Originally posted on shorediving.com
Phil Garner
Phil Garner
Dec 1, 2001, 12:00 AM
scuba
Continued from earlier evaluation
Originally posted on shorediving.com
Phil Garner
Phil Garner
Nov 17, 2001, 12:00 AM
scuba

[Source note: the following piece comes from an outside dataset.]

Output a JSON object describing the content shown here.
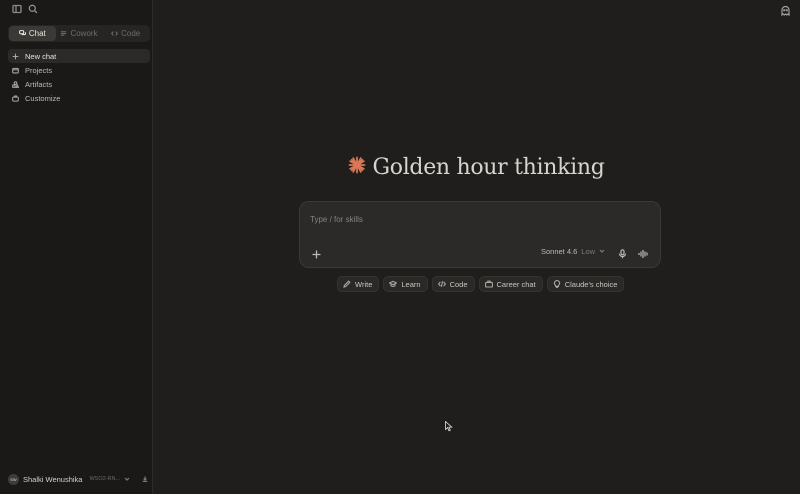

This is my favorite beach dive site in California. The visibility averages five to ten feet better than other sites on the peninsula. The trail can be a killer, but my wife(5'3")once carried three tanks up the hill in one trip. If you plan to make two dives, I suggest taking tanks for both dives down together rather than making two trips up this trail. You can leave the second tank between some rocks on the shore. If someone wants to steal it and carry it up, more power to them. As you enter the cove, the area immediately to the right has some excellent snorkeling in five to twenty feet of clear water. The best diving begins just outside the center of the cove. There are rocks the size of school buses covered with sea stars, kelp, sponges, anemones and an assortment of fish. There is a high spot outside and to the left of center that breaks the surface at low tide. If you follow this reef offshore you will find beautiful overhangs and hiding places for many critters down to eighty feet, where the rocks give way to a sandy plain. Here you will find seapens, tube anemones, sand dollars and Halibut. The first time I snorkeled at Christmas Tree Cove, I saw a Leopard shark and a large Batray in the shallow spot. My first scuba dive here brought eight Blue Sharks and a very friendly Harbor seal. After getting out of the water once, a Gray whale surfaced right where I had been less than two minutes earlier. When the ocean is flat and you feel adventurous, this is well worth the hike. Photography can be excellent, however hunting is rather poor. There seem to be few large fish and even fewer lobsters here.
Originally posted on shorediving.com